This is the seventh novel, cast like its predecessors in the form of a memoir, detailing the adventures of Sir Harry Flashman, V.C., a 19th-century soldier and rake of whom his creator writes: "As students of these volumes will be aware, his personal character was deplorable, his conduct abandoned, and his talent for mischief apparently inexhaustible; indeed, his one redeeming feature was his unblushing veracity as a memorialist."

Sir Harry also possessed, as "Flashman and the Redskins" quite winningly demonstrates, a positive genius for stumbling into the right place at the right time. Here we find him in the United States, first in 1849-50 and then a quarter-century later. In the course of these relatively brief visits he manages, through luck both good and bad, to find himself trekking to California with the 49ers, making the acquaintance of Geronimo and Kit Carson and Wild Bill Hickok, and fighting for survival at the Battle of Little Bighorn -- to mention only a few of the highlights. At one point he reflects:

" . . . during 18 months in the United States of America I had been laid out four times, married twice, shot twice (both from behind), blown up, chased for my life more often than I cared to remember, met some of the most appalling people, and . . . dammit, it wasn't worth it; sooner or later this bloody country was going to prove fatal."

For the reader, though, it proves consistently entertaining--not, perhaps, quite as hilarious as promised in the promotional material (" . . . leaves moralists and scholars aghast, and his devoted readers helpless with laughter"), but eminently satisfying. George MacDonald Fraser is a novelist of the old-fashioned school, one with an affection for long, complex tales, huge casts of characters and abundant historical detail, much of which is pleasantly unnecessary. Far more than the humorist and teller of bawdy tales that he is advertised as, Fraser is a solid historical novelist whose irreverence does not disguise the thoroughness of his research or the clarity of his vision:
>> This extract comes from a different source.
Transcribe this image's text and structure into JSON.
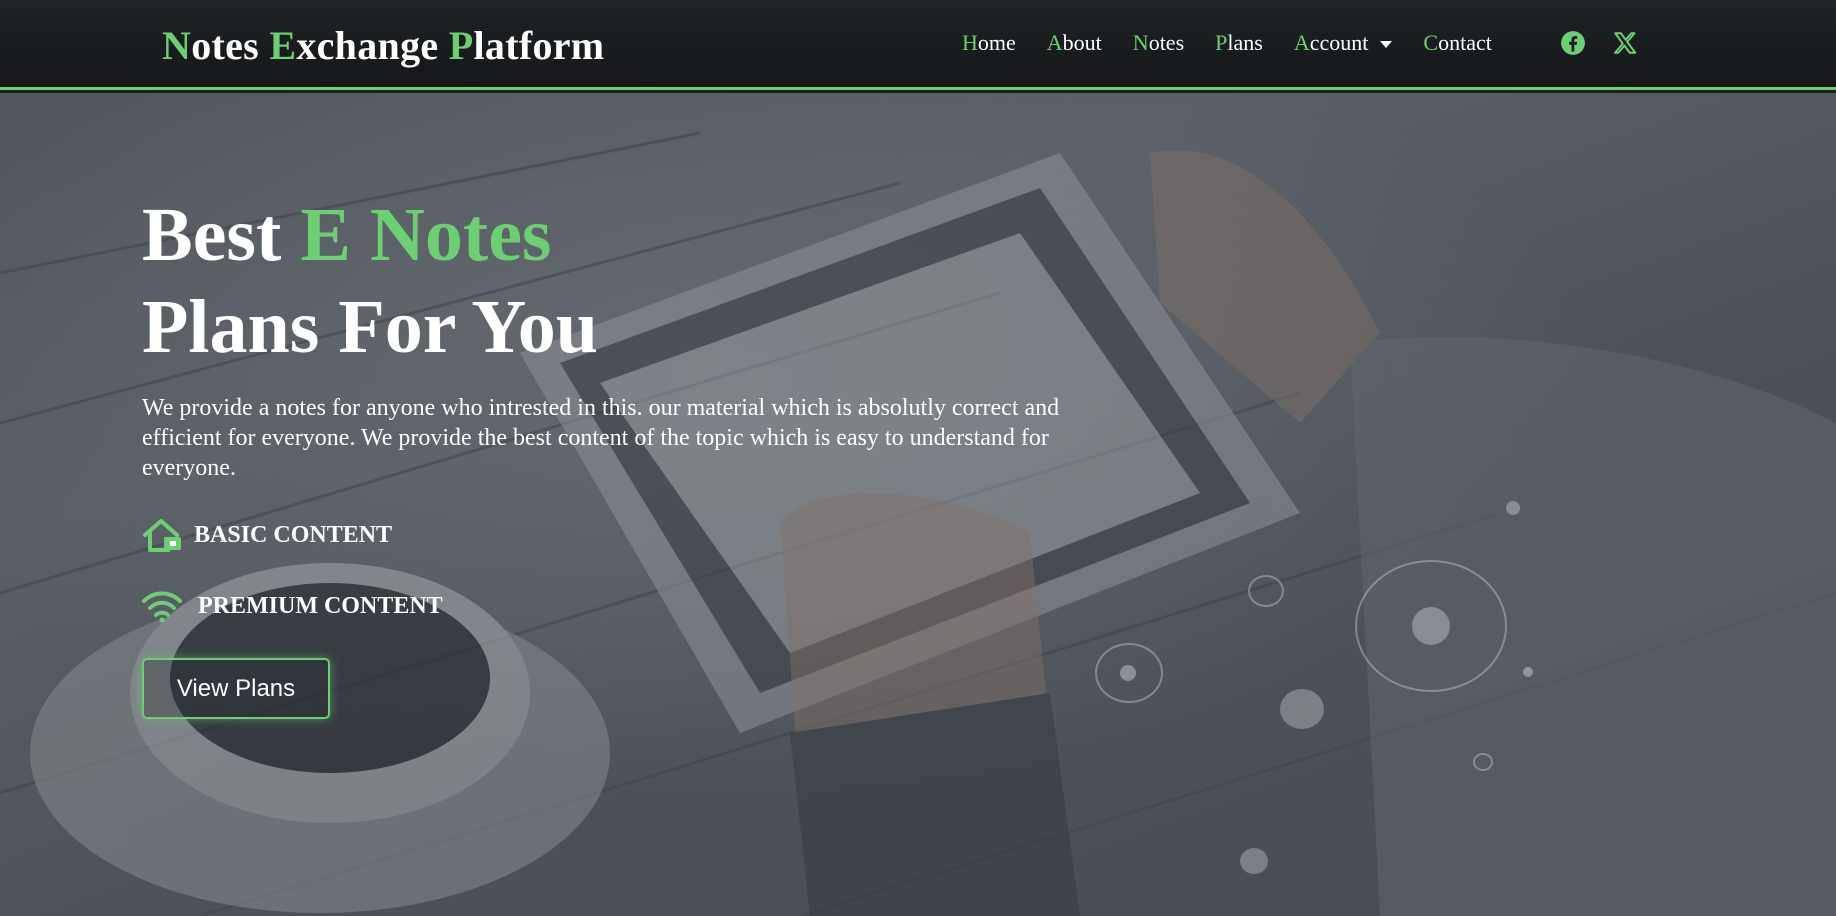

"Washington, a dismal swamp at the best of times, was sweaty and feverish, and so were its inhabitants, with Grant's presidency soon to enter its final year and the whole foul political crew in a ferment of caballing and mischief. Any gang of politicos is like the eighth circle of Hell, but the American breed is specially awful because they take it seriously and believe it matters; wherever you went, to dinner or an excursion or to pay a call, or even take a stroll, you were deafened with their infernal prosing -- I daren't go to the privy without making sure some seedy heeler wasn't lying in wait to get me to join a caucus."

That paragraph occurs as Flashman returns to the States in 1875, unsuspectingly en route to a series of adventures that will involve him in lobbying Grant to restore Custer to his lost command; doing near-mortal combat with an enraged, because spurned, former mistress; and finding himself caught most uncomfortably in the middle as the fur flies at Custer's Last Stand. But that is only the end. The beginning involves his flight from New Orleans in the amorous clutches of a madam whom he has found it convenient to wed; his detour to the idyllic settlement of Santa Fe; his desperate trip through "the Jornada del Muerto--the terrible Journey of the Dead Man"; his second marriage, this to an ardent daughter of a Sioux chieftain. At one point he writes:

"I can safely say that had it not been for my odyssey which began in Orleans and ended at Fort Laramie in '50, the history of the West would have been different. George Custer might still be boring 'em stiff at the Century Club, Reno wouldn't have drunk himself to death, a host of Indians and cavalrymen would probably have lived longer, and I'd have been spared a supreme terror."

But of course neither old Flashy nor the reader would miss a moment of it. Though "Flashman and the Redskins" goes on rather too long, as do most of Fraser's previous books, it is an excess that readers will welcome more than deplore. The pleasures of being immersed in a tangled plot that takes its own good time about coming to resolution are quite substantial, and much to be welcomed in a time when fiction tends to be thinly populated and anemic. George MacDonald Fraser has not yet found an American audience comparable in size to the one that C.S. Forester won for his incomparable Horatio Hornblower novels, but give him time; he deserves a large and happy readership.